*** Opening Entries supplied ***

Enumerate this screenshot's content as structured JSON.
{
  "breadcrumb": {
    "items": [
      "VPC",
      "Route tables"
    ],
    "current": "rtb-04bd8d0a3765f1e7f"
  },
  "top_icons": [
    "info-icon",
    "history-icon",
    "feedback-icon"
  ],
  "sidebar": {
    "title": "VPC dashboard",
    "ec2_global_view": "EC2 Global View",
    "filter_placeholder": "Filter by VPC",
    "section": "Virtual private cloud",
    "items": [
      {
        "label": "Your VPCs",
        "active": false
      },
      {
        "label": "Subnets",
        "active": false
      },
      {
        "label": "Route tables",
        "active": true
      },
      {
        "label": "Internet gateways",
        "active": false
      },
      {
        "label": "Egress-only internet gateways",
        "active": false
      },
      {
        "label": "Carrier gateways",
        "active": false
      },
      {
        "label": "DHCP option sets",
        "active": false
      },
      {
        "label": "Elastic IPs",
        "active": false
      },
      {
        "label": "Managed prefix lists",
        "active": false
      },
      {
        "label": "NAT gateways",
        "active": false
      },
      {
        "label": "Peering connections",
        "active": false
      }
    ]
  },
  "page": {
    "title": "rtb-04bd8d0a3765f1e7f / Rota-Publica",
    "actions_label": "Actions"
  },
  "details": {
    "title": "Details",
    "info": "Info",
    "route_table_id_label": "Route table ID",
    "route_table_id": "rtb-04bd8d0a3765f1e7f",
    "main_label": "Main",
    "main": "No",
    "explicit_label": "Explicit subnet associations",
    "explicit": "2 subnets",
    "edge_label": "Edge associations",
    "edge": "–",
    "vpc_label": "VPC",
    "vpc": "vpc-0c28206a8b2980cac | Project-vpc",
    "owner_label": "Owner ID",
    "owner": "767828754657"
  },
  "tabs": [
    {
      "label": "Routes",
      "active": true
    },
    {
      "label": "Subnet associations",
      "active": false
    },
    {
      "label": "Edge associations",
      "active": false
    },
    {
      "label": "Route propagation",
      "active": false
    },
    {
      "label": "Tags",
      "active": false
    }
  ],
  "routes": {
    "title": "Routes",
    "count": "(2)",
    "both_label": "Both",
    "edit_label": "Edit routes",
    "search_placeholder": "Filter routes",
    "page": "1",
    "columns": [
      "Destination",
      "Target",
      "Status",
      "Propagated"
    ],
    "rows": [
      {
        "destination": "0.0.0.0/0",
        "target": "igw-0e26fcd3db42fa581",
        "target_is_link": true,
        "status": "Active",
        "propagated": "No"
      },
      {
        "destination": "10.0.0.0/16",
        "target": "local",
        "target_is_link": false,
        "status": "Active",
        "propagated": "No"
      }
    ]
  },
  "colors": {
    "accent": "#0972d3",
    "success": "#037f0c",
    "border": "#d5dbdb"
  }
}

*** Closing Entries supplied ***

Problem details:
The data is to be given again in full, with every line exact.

Solved problem:
Enumerate this screenshot's content as structured JSON.
{
  "breadcrumb": {
    "items": [
      "VPC",
      "Route tables"
    ],
    "current": "rtb-04bd8d0a3765f1e7f"
  },
  "top_icons": [
    "info-icon",
    "history-icon",
    "feedback-icon"
  ],
  "sidebar": {
    "title": "VPC dashboard",
    "ec2_global_view": "EC2 Global View",
    "filter_placeholder": "Filter by VPC",
    "section": "Virtual private cloud",
    "items": [
      {
        "label": "Your VPCs",
        "active": false
      },
      {
        "label": "Subnets",
        "active": false
      },
      {
        "label": "Route tables",
        "active": true
      },
      {
        "label": "Internet gateways",
        "active": false
      },
      {
        "label": "Egress-only internet gateways",
        "active": false
      },
      {
        "label": "Carrier gateways",
        "active": false
      },
      {
        "label": "DHCP option sets",
        "active": false
      },
      {
        "label": "Elastic IPs",
        "active": false
      },
      {
        "label": "Managed prefix lists",
        "active": false
      },
      {
        "label": "NAT gateways",
        "active": false
      },
      {
        "label": "Peering connections",
        "active": false
      }
    ]
  },
  "page": {
    "title": "rtb-04bd8d0a3765f1e7f / Rota-Publica",
    "actions_label": "Actions"
  },
  "details": {
    "title": "Details",
    "info": "Info",
    "route_table_id_label": "Route table ID",
    "route_table_id": "rtb-04bd8d0a3765f1e7f",
    "main_label": "Main",
    "main": "No",
    "explicit_label": "Explicit subnet associations",
    "explicit": "2 subnets",
    "edge_label": "Edge associations",
    "edge": "–",
    "vpc_label": "VPC",
    "vpc": "vpc-0c28206a8b2980cac | Project-vpc",
    "owner_label": "Owner ID",
    "owner": "767828754657"
  },
  "tabs": [
    {
      "label": "Routes",
      "active": true
    },
    {
      "label": "Subnet associations",
      "active": false
    },
    {
      "label": "Edge associations",
      "active": false
    },
    {
      "label": "Route propagation",
      "active": false
    },
    {
      "label": "Tags",
      "active": false
    }
  ],
  "routes": {
    "title": "Routes",
    "count": "(2)",
    "both_label": "Both",
    "edit_label": "Edit routes",
    "search_placeholder": "Filter routes",
    "page": "1",
    "columns": [
      "Destination",
      "Target",
      "Status",
      "Propagated"
    ],
    "rows": [
      {
        "destination": "0.0.0.0/0",
        "target": "igw-0e26fcd3db42fa581",
        "target_is_link": true,
        "status": "Active",
        "propagated": "No"
      },
      {
        "destination": "10.0.0.0/16",
        "target": "local",
        "target_is_link": false,
        "status": "Active",
        "propagated": "No"
      }
    ]
  },
  "colors": {
    "accent": "#0972d3",
    "success": "#037f0c",
    "border": "#d5dbdb"
  }
}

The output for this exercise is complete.